Additionally, the team has players who’ve had success. DJ LeMahieu, Frazier, and Andújar are a combined 20 out of 25 on attempts as Yankees, and Wade is 15 for 19 in his career. Would the success rate drop in a larger sample size with that group? Probably, but it would still be pretty good for most situations even if it did. Speaking of larger sample sizes: Since integration, among Yankees with a minimum of 100 stolen bases, Gardner has the third-best success rate, coming in at 81 percent. (If you’re a trivia fan, I’ll tell you who numbers one and two are at the end of this article.)

Lastly, and perhaps most importantly, many of the skills required to be a good base stealer can be taught. Learning how to read a pitcher’s habits and moves to home and first can be taught. Anticipating breaking balls in the dirt can be taught.

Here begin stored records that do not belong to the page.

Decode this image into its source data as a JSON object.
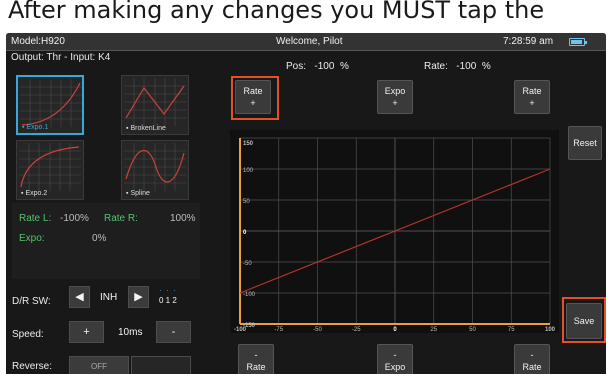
{
  "caption": "After making any changes you MUST tap the",
  "status": {
    "model": "Model:H920",
    "welcome": "Welcome, Pilot",
    "time": "7:28:59 am"
  },
  "output_header": "Output: Thr - Input: K4",
  "curves": [
    {
      "label": "Expo.1",
      "selected": true
    },
    {
      "label": "BrokenLine",
      "selected": false
    },
    {
      "label": "Expo.2",
      "selected": false
    },
    {
      "label": "Spline",
      "selected": false
    }
  ],
  "info": {
    "rate_l_label": "Rate L:",
    "rate_l_value": "-100%",
    "rate_r_label": "Rate R:",
    "rate_r_value": "100%",
    "expo_label": "Expo:",
    "expo_value": "0%"
  },
  "dr": {
    "label": "D/R SW:",
    "prev": "◀",
    "value": "INH",
    "next": "▶",
    "positions": "0 1 2"
  },
  "speed": {
    "label": "Speed:",
    "plus": "+",
    "value": "10ms",
    "minus": "-"
  },
  "reverse": {
    "label": "Reverse:",
    "value": "OFF"
  },
  "pos": {
    "label": "Pos:",
    "value": "-100",
    "unit": "%"
  },
  "rate": {
    "label": "Rate:",
    "value": "-100",
    "unit": "%"
  },
  "buttons": {
    "rate_plus_left": [
      "Rate",
      "+"
    ],
    "expo_plus": [
      "Expo",
      "+"
    ],
    "rate_plus_right": [
      "Rate",
      "+"
    ],
    "reset": "Reset",
    "save": "Save",
    "rate_minus_left": [
      "-",
      "Rate"
    ],
    "expo_minus": [
      "-",
      "Expo"
    ],
    "rate_minus_right": [
      "-",
      "Rate"
    ]
  },
  "colors": {
    "highlight": "#e2502a",
    "accent": "#3aa7d9",
    "green_text": "#52c46b",
    "curve": "#b2322f",
    "axis_orange": "#e8a13c"
  },
  "chart_data": {
    "type": "line",
    "x_ticks": [
      -100,
      -75,
      -50,
      -25,
      0,
      25,
      50,
      75,
      100
    ],
    "y_ticks": [
      150,
      100,
      50,
      0,
      -50,
      -100,
      -150
    ],
    "xlim": [
      -100,
      100
    ],
    "ylim": [
      -150,
      150
    ],
    "grid": true,
    "series": [
      {
        "x": [
          -100,
          100
        ],
        "y": [
          -100,
          100
        ]
      }
    ]
  }
}
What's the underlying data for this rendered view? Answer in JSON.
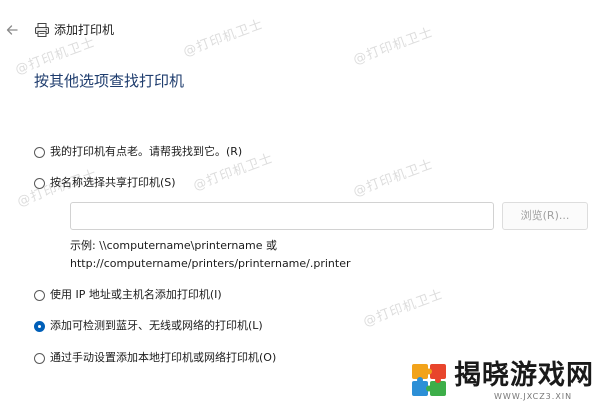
{
  "window": {
    "title": "添加打印机"
  },
  "heading": "按其他选项查找打印机",
  "options": [
    {
      "label": "我的打印机有点老。请帮我找到它。(R)",
      "checked": false
    },
    {
      "label": "按名称选择共享打印机(S)",
      "checked": false
    },
    {
      "label": "使用 IP 地址或主机名添加打印机(I)",
      "checked": false
    },
    {
      "label": "添加可检测到蓝牙、无线或网络的打印机(L)",
      "checked": true
    },
    {
      "label": "通过手动设置添加本地打印机或网络打印机(O)",
      "checked": false
    }
  ],
  "shared": {
    "input_value": "",
    "browse_label": "浏览(R)...",
    "example_line1": "示例: \\\\computername\\printername 或",
    "example_line2": "http://computername/printers/printername/.printer"
  },
  "watermark": {
    "text": "@打印机卫士"
  },
  "brand": {
    "name": "揭晓游戏网",
    "url": "WWW.JXCZ3.XIN"
  },
  "colors": {
    "accent": "#005fb8",
    "heading": "#1f3d6e"
  }
}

Knowledge of game situations and risk calculation can be taught. Many Yankee fans remember Paul O’Neill going 22-for-25 on stolen base attempts at age 38, and Alex Rodriguez stealing 13 bases in 14 attempts at age 36. It wasn’t blazing speed that led to their success at that stage of their careers — it was predominantly knowledge and awareness.

Let’s look at two examples where being a little more aggressive may have led to better game outcomes:

Going back to Opening Day, the Yankees were tied with Toronto 2-2, with the Yankees batting in the bottom of the eighth inning. With one out and Aaron Hicks on first base, Torres and Gio Urshela were due up. With Rafael Dolis, a pitcher who throws a sinker, slider, or split-finger 99 percent of the time pitching, and with Danny Jansen — he of the well below league average pop time — catching, that would have been a great time to attempt a stolen base. A fast runner with a battery combination conducive to running, when one run is huge and guys not named Judge or Stanton are due up was a risk worth taking. The Yankees did not — they lost by one run.

On May 28th the Yankees were tied with the equally hapless Tigers 1-1 with one out in the fifth inning, and Frazier on first base. The Tigers had a better than league average pitcher on the mound in Casey Mize, and a catcher playing in his 45th career game behind the plate in Jake Rogers. Most importantly, the Yankees’ number eight and nine batters were due up – i.e., the odds of a long ball or consecutive hits were very, very low. Frazier taking second would have been a significant boost to the run expectancy with minimal risk. The Yankees did not take the risk, they did not score in that inning, and they lost the game by one run.

We’ll end there for brevity’s sake, but there are plenty more examples of instances this season when the Yankees left calculated risks, and run-scoring opportunities with them, on the table. This is likely due to being more concerned with avoiding a mistake than increasing the chances of scoring. This is the key point here: I’m not suggesting there’s a need to attempt more stolen bases just for the sake of doing so or take unnecessary risks in the process. We’ve seen enough careless outs on the bases this season. Nor am I suggesting we know how things would have played out for sure if those bases had been stolen in the above scenarios — but we do know how things have been turning out without taking small risks this season, and it hasn’t been good.

A team that has been as poor as the Yankees have been offensively, can certainly afford to take a few more calculated risks. If it’s not yet the point of the season in which something has to change, we’re certainly close to it.

Again, the better question is why not?

Trivia: Among Yankees since integration with a minimum of 100 steals, the best success rate belongs to Rickey Henderson (85 percent), second-best belongs to Alex Rodriguez (84 percent).